The Avs looked listless while blowing a three-games-to-one lead, and many who follow the game closely say the Avs' rookie coach, Tony Granato, on the job only a few months, was outsmarted on a grand scale by the Wild's Jacques Lemaire. Some also believe it was a major mistake for the Avs to have traded playoff-tough center Chris Drury before the post-season.
That's only the beginning of the worried speculation. As any puckhead can tell you, the Avs' amazing dynasty may be coming to an end because one of the greatest goaltenders in the history of the league has reached his twilight, and because a brilliant player still in his prime is thinking about taking his stick and going home. If Larry Walker and Todd Helton were to suddenly defect from the Rox, it would be no more serious than what may happen on the Pepsi Center ice next year in the absence of Patrick Roy and Peter Forsberg. When Elway and Shannon Sharpe both vanished from the Broncos roster in the wake of a second Super Bowl win, it dealt their team no more stunning a blow than the probable losses of Saint Patrick and Peter the Great will mean to theirs.
Get ready for a tumble, Avalanche fans. After partying hard for eight years, it may soon be hangover time.
To say that Roy has been the heart and soul of the Avs since playing his first game for the team on December 7, 1995, is to understate the case. He holds the NHL records for regular-season and playoff wins, owns four Stanley Cup rings and has put a total of ten Conn Smythe, Vezina and William Jennings trophies behind glass. In nineteen seasons, he's played in ten All-Star games, and his playoff record is peerless. He leads, all-time, in games, minutes and shutouts. Little wonder that Robert Picarello, lead columnist for the NHL's Web site, picked Roy as the goalie on his six-player, best-of-all-time team. Roy's teammates in this fantasy endeavor? Wayne Gretzky at center, Doug Harvey and Bobby Orr on defense, Bobby Hull and Gordie Howe on the wings.

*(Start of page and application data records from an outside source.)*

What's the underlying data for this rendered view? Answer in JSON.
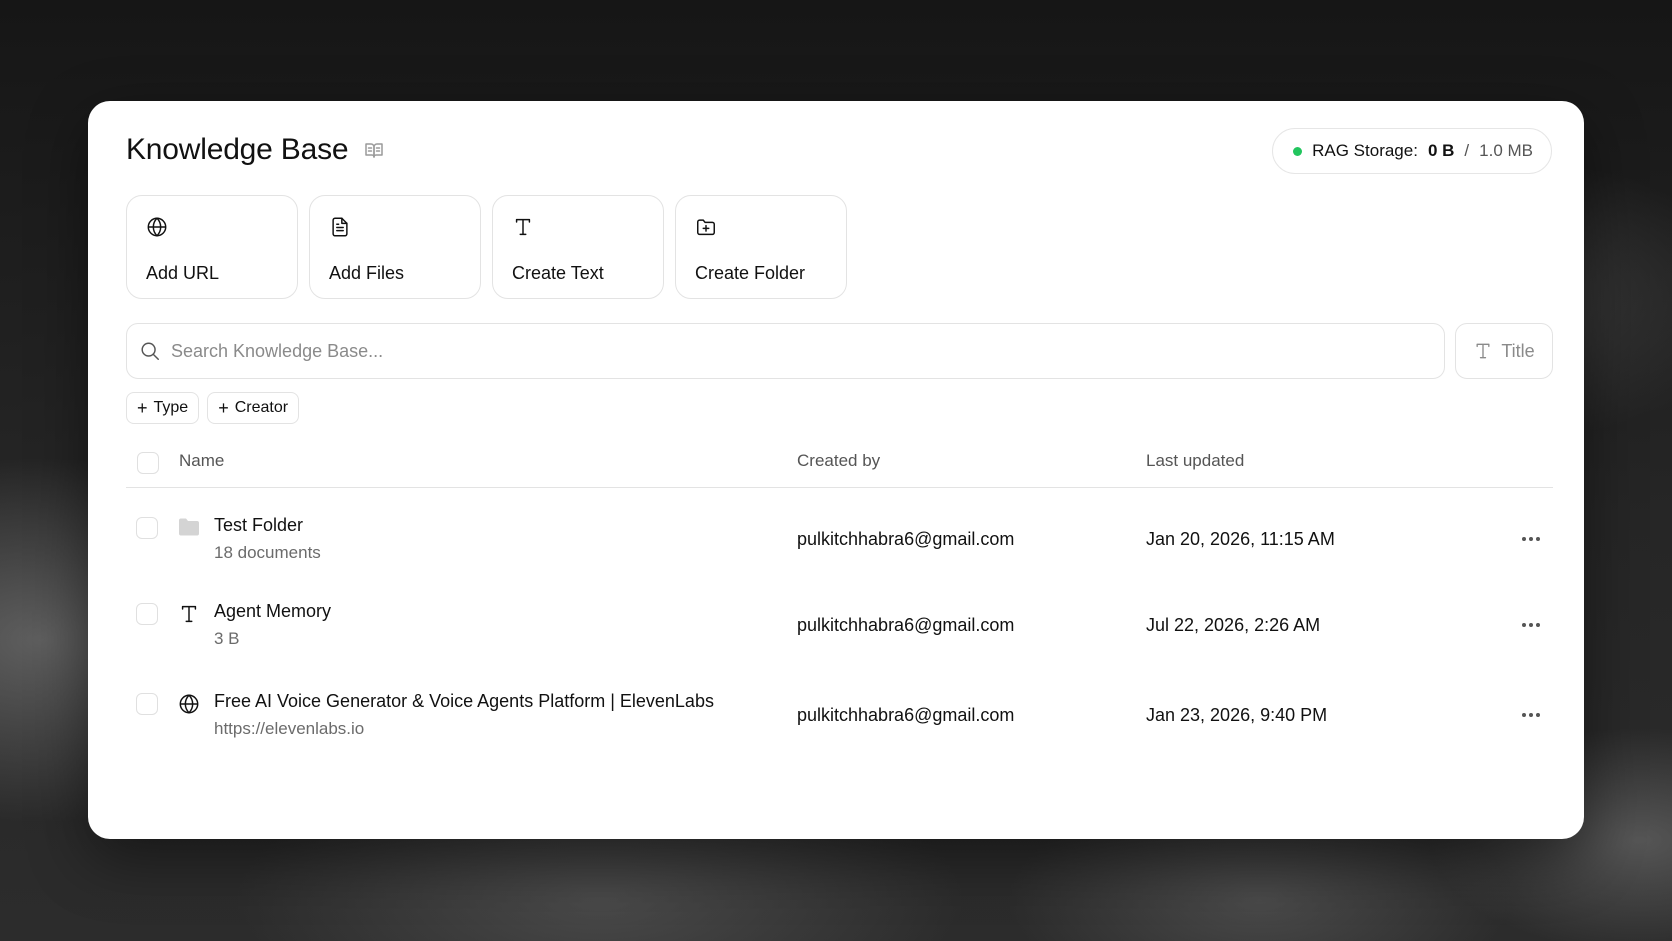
{
  "header": {
    "title": "Knowledge Base",
    "title_icon": "book-open-icon"
  },
  "storage": {
    "label": "RAG Storage:",
    "used": "0 B",
    "separator": "/",
    "total": "1.0 MB",
    "status_color": "#22c55e"
  },
  "actions": [
    {
      "label": "Add URL",
      "icon": "globe-icon"
    },
    {
      "label": "Add Files",
      "icon": "file-text-icon"
    },
    {
      "label": "Create Text",
      "icon": "text-type-icon"
    },
    {
      "label": "Create Folder",
      "icon": "folder-plus-icon"
    }
  ],
  "search": {
    "placeholder": "Search Knowledge Base...",
    "value": ""
  },
  "sort": {
    "label": "Title",
    "icon": "text-type-icon"
  },
  "filters": [
    {
      "label": "Type"
    },
    {
      "label": "Creator"
    }
  ],
  "table": {
    "columns": {
      "name": "Name",
      "created_by": "Created by",
      "last_updated": "Last updated"
    },
    "rows": [
      {
        "name": "Test Folder",
        "sub": "18 documents",
        "created_by": "pulkitchhabra6@gmail.com",
        "last_updated": "Jan 20, 2026, 11:15 AM",
        "icon": "folder-icon"
      },
      {
        "name": "Agent Memory",
        "sub": "3 B",
        "created_by": "pulkitchhabra6@gmail.com",
        "last_updated": "Jul 22, 2026, 2:26 AM",
        "icon": "text-type-icon"
      },
      {
        "name": "Free AI Voice Generator & Voice Agents Platform | ElevenLabs",
        "sub": "https://elevenlabs.io",
        "created_by": "pulkitchhabra6@gmail.com",
        "last_updated": "Jan 23, 2026, 9:40 PM",
        "icon": "globe-icon"
      }
    ]
  }
}
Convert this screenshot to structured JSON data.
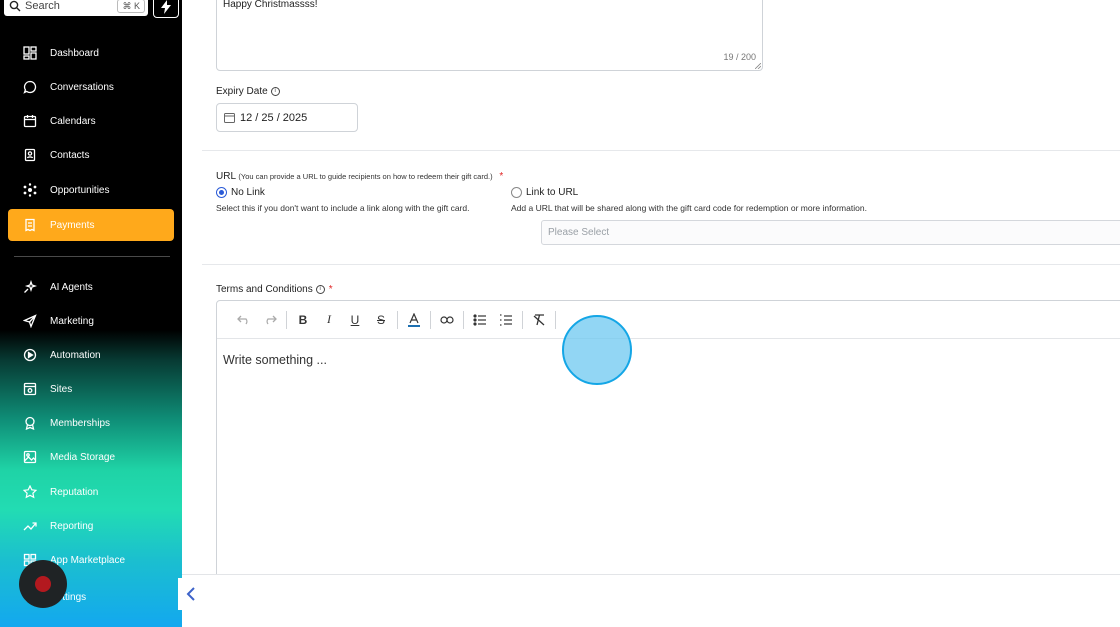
{
  "sidebar": {
    "search": {
      "placeholder": "Search",
      "shortcut": "⌘ K"
    },
    "items_top": [
      {
        "label": "Dashboard",
        "icon": "dashboard-icon"
      },
      {
        "label": "Conversations",
        "icon": "chat-bubble-icon"
      },
      {
        "label": "Calendars",
        "icon": "calendar-icon"
      },
      {
        "label": "Contacts",
        "icon": "contact-book-icon"
      },
      {
        "label": "Opportunities",
        "icon": "opportunities-icon"
      },
      {
        "label": "Payments",
        "icon": "receipt-icon",
        "active": true
      }
    ],
    "items_bottom": [
      {
        "label": "AI Agents",
        "icon": "sparkle-icon"
      },
      {
        "label": "Marketing",
        "icon": "send-icon"
      },
      {
        "label": "Automation",
        "icon": "automation-icon"
      },
      {
        "label": "Sites",
        "icon": "sites-icon"
      },
      {
        "label": "Memberships",
        "icon": "badge-icon"
      },
      {
        "label": "Media Storage",
        "icon": "image-icon"
      },
      {
        "label": "Reputation",
        "icon": "star-icon"
      },
      {
        "label": "Reporting",
        "icon": "trend-icon"
      },
      {
        "label": "App Marketplace",
        "icon": "grid-icon"
      },
      {
        "label": "Settings",
        "icon": "gear-icon"
      }
    ],
    "active_color": "#ffa91b"
  },
  "message": {
    "value": "Happy Christmassss!",
    "counter": "19 / 200"
  },
  "expiry": {
    "label": "Expiry Date",
    "value": "12 / 25 / 2025"
  },
  "url": {
    "label": "URL",
    "hint": "(You can provide a URL to guide recipients on how to redeem their gift card.)",
    "required": "*",
    "options": [
      {
        "label": "No Link",
        "description": "Select this if you don't want to include a link along with the gift card.",
        "selected": true
      },
      {
        "label": "Link to URL",
        "description": "Add a URL that will be shared along with the gift card code for redemption or more information.",
        "selected": false
      }
    ],
    "select_placeholder": "Please Select"
  },
  "terms": {
    "label": "Terms and Conditions",
    "required": "*",
    "editor_placeholder": "Write something ...",
    "toolbar": [
      "undo-icon",
      "redo-icon",
      "bold-icon",
      "italic-icon",
      "underline-icon",
      "strikethrough-icon",
      "text-color-icon",
      "link-icon",
      "bullet-list-icon",
      "numbered-list-icon",
      "clear-format-icon"
    ]
  }
}
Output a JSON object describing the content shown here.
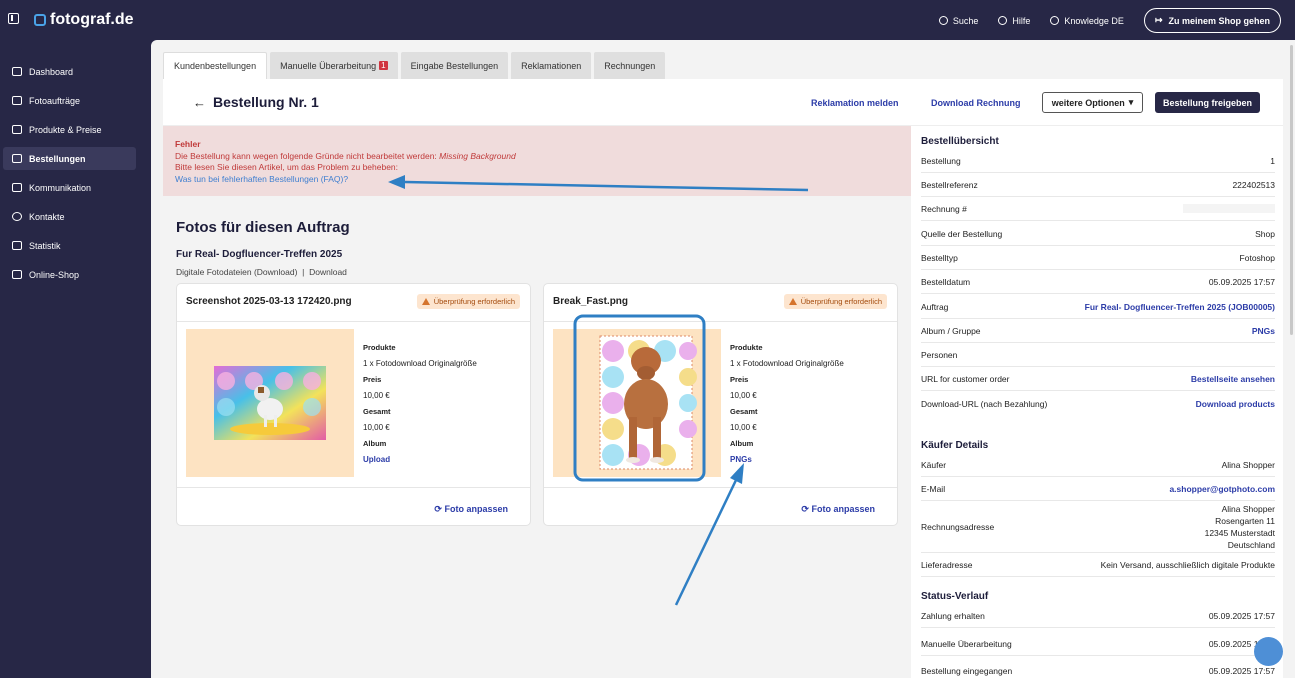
{
  "app": {
    "logo": "fotograf.de"
  },
  "topnav": {
    "search": "Suche",
    "help": "Hilfe",
    "knowledge": "Knowledge DE",
    "shop": "Zu meinem Shop gehen"
  },
  "sidebar": {
    "items": [
      {
        "label": "Dashboard",
        "icon": "home-icon"
      },
      {
        "label": "Fotoaufträge",
        "icon": "image-icon"
      },
      {
        "label": "Produkte & Preise",
        "icon": "cart-icon"
      },
      {
        "label": "Bestellungen",
        "icon": "orders-icon",
        "active": true
      },
      {
        "label": "Kommunikation",
        "icon": "message-icon"
      },
      {
        "label": "Kontakte",
        "icon": "user-icon"
      },
      {
        "label": "Statistik",
        "icon": "chart-icon"
      },
      {
        "label": "Online-Shop",
        "icon": "shop-icon"
      }
    ]
  },
  "tabs": [
    {
      "label": "Kundenbestellungen",
      "active": true
    },
    {
      "label": "Manuelle Überarbeitung",
      "badge": "1"
    },
    {
      "label": "Eingabe Bestellungen"
    },
    {
      "label": "Reklamationen"
    },
    {
      "label": "Rechnungen"
    }
  ],
  "header": {
    "title": "Bestellung Nr. 1",
    "reclaim": "Reklamation melden",
    "download": "Download Rechnung",
    "options": "weitere Optionen",
    "release": "Bestellung freigeben"
  },
  "error": {
    "title": "Fehler",
    "line1": "Die Bestellung kann wegen folgende Gründe nicht bearbeitet werden:",
    "reason": "Missing Background",
    "line2": "Bitte lesen Sie diesen Artikel, um das Problem zu beheben:",
    "link": "Was tun bei fehlerhaften Bestellungen (FAQ)?"
  },
  "photos": {
    "title": "Fotos für diesen Auftrag",
    "order_name": "Fur Real- Dogfluencer-Treffen 2025",
    "delivery_a": "Digitale Fotodateien (Download)",
    "delivery_b": "Download"
  },
  "cards": [
    {
      "name": "Screenshot 2025-03-13 172420.png",
      "warning": "Überprüfung erforderlich",
      "products_label": "Produkte",
      "product": "1 x Fotodownload Originalgröße",
      "price_label": "Preis",
      "price": "10,00 €",
      "total_label": "Gesamt",
      "total": "10,00 €",
      "album_label": "Album",
      "album": "Upload",
      "adjust": "Foto anpassen"
    },
    {
      "name": "Break_Fast.png",
      "warning": "Überprüfung erforderlich",
      "products_label": "Produkte",
      "product": "1 x Fotodownload Originalgröße",
      "price_label": "Preis",
      "price": "10,00 €",
      "total_label": "Gesamt",
      "total": "10,00 €",
      "album_label": "Album",
      "album": "PNGs",
      "adjust": "Foto anpassen"
    }
  ],
  "overview": {
    "title": "Bestellübersicht",
    "rows": [
      {
        "k": "Bestellung",
        "v": "1"
      },
      {
        "k": "Bestellreferenz",
        "v": "222402513"
      },
      {
        "k": "Rechnung #",
        "v": ""
      },
      {
        "k": "Quelle der Bestellung",
        "v": "Shop"
      },
      {
        "k": "Bestelltyp",
        "v": "Fotoshop"
      },
      {
        "k": "Bestelldatum",
        "v": "05.09.2025 17:57"
      },
      {
        "k": "Auftrag",
        "v": "Fur Real- Dogfluencer-Treffen 2025 (JOB00005)"
      },
      {
        "k": "Album / Gruppe",
        "v": "PNGs"
      },
      {
        "k": "Personen",
        "v": ""
      },
      {
        "k": "URL for customer order",
        "v": "Bestellseite ansehen"
      },
      {
        "k": "Download-URL (nach Bezahlung)",
        "v": "Download products"
      }
    ]
  },
  "buyer": {
    "title": "Käufer Details",
    "buyer_label": "Käufer",
    "buyer": "Alina Shopper",
    "email_label": "E-Mail",
    "email": "a.shopper@gotphoto.com",
    "address_label": "Rechnungsadresse",
    "address": [
      "Alina Shopper",
      "Rosengarten 11",
      "12345 Musterstadt",
      "Deutschland"
    ],
    "delivery_label": "Lieferadresse",
    "delivery": "Kein Versand, ausschließlich digitale Produkte"
  },
  "status": {
    "title": "Status-Verlauf",
    "rows": [
      {
        "k": "Zahlung erhalten",
        "v": "05.09.2025 17:57"
      },
      {
        "k": "Manuelle Überarbeitung",
        "v": "05.09.2025 17:57"
      },
      {
        "k": "Bestellung eingegangen",
        "v": "05.09.2025 17:57"
      }
    ]
  },
  "colors": {
    "brand": "#272746",
    "link": "#2c3ca8",
    "error_bg": "#f0dcdc",
    "error_text": "#c03a3a",
    "annotation": "#2f7fc4"
  }
}
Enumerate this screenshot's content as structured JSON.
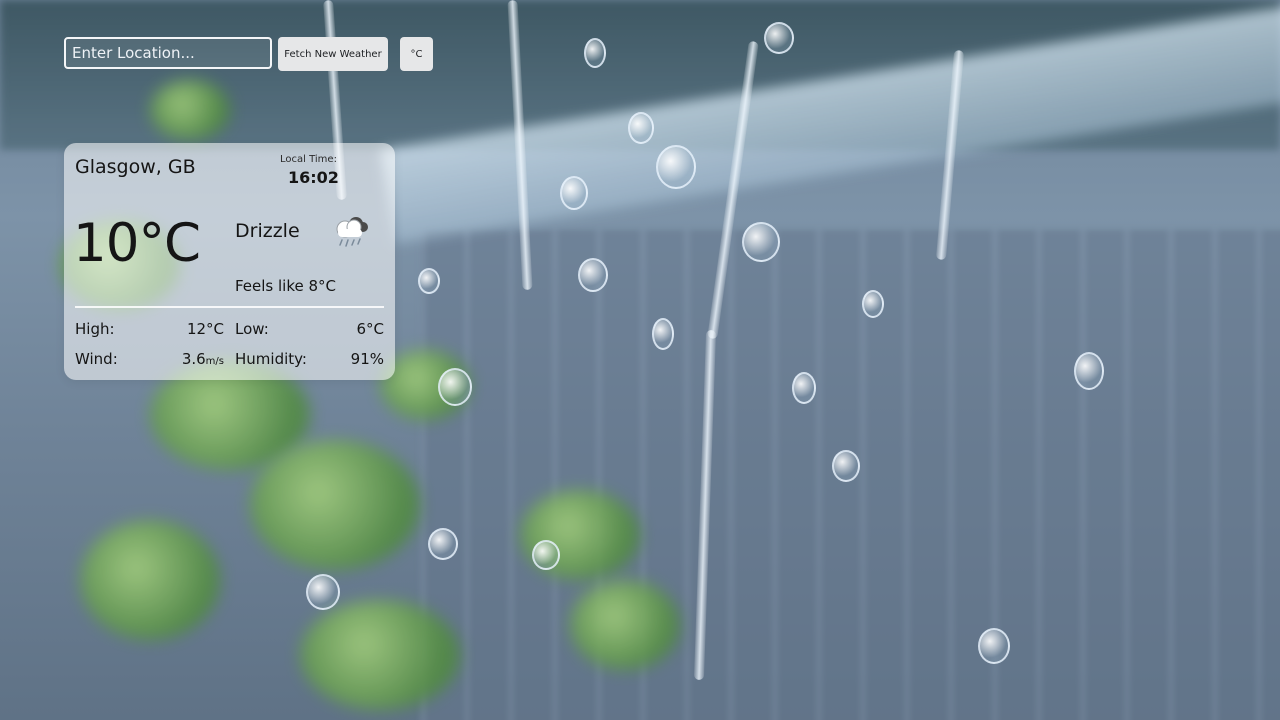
{
  "controls": {
    "location_placeholder": "Enter Location...",
    "fetch_label": "Fetch New Weather",
    "unit_label": "°C"
  },
  "weather": {
    "city": "Glasgow, GB",
    "local_time_label": "Local Time:",
    "local_time": "16:02",
    "temperature": "10°C",
    "condition": "Drizzle",
    "condition_icon": "cloud-rain-icon",
    "feels_like": "Feels like 8°C",
    "high_label": "High:",
    "high_value": "12°C",
    "low_label": "Low:",
    "low_value": "6°C",
    "wind_label": "Wind:",
    "wind_value": "3.6",
    "wind_unit": "m/s",
    "humidity_label": "Humidity:",
    "humidity_value": "91%"
  },
  "colors": {
    "card_background": "#ffffff8c",
    "button_background": "#e6e7e8",
    "text": "#151515"
  }
}
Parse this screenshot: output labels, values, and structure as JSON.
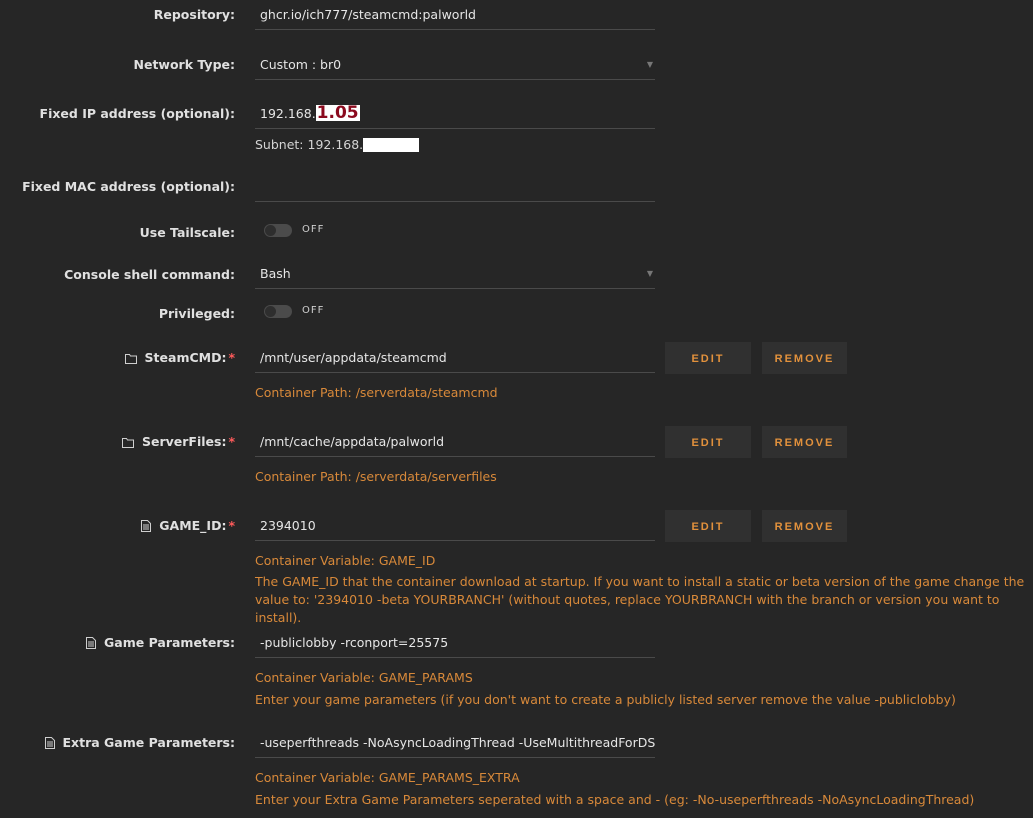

For eight years in Denver, Roy stopped more rubber than the wall at the Indy 500, leading the Avs to an NHL-record sixteen playoff-series wins. But he will turn 38 on October 5, and the wear and tear -- especially on his painfully injured hips -- has become ever more evident. Last season, Roy was humiliated in a 7-0 drubbing by the hated Detroit Red Wings in game seven of the Western Conference playoff, and this year's early exit at the hands of the Wild may have been the final blow. Roy's Littleton home is for sale, and his former Montreal Canadiens coach, Jacques Demers, a close friend, says the goalie will not return next season.
Meanwhile, Avalanche management seems oddly unprepared for the inevitable: Second-string goalie David Aebischer and minor-league prospect Phil Sauve (who happens to be the son of Roy's agent) are the only bullets in the gun, and if Roy does retire, the team will likely have to hire a free agent to stop the gap.
L'Affaire Roy stirs up uncertainty in the bloodied Avalanche psyche, but an even scarier notion has arisen: Eligible to become a restricted free agent on July 1, Forsberg may return to Sweden to play for MoDo of the Swedish Elite League. Not only is the team located in his home town of Örnsköldsvik, but it's coached by Forsberg's father, Kent. If anything, his loss would be even more detrimental than Roy's. One of the best playmakers in the game, he led the NHL in scoring this year with 106 points, and he is again a finalist for the league's Pearson Award -- given by players' ballot to the outstanding player of the year.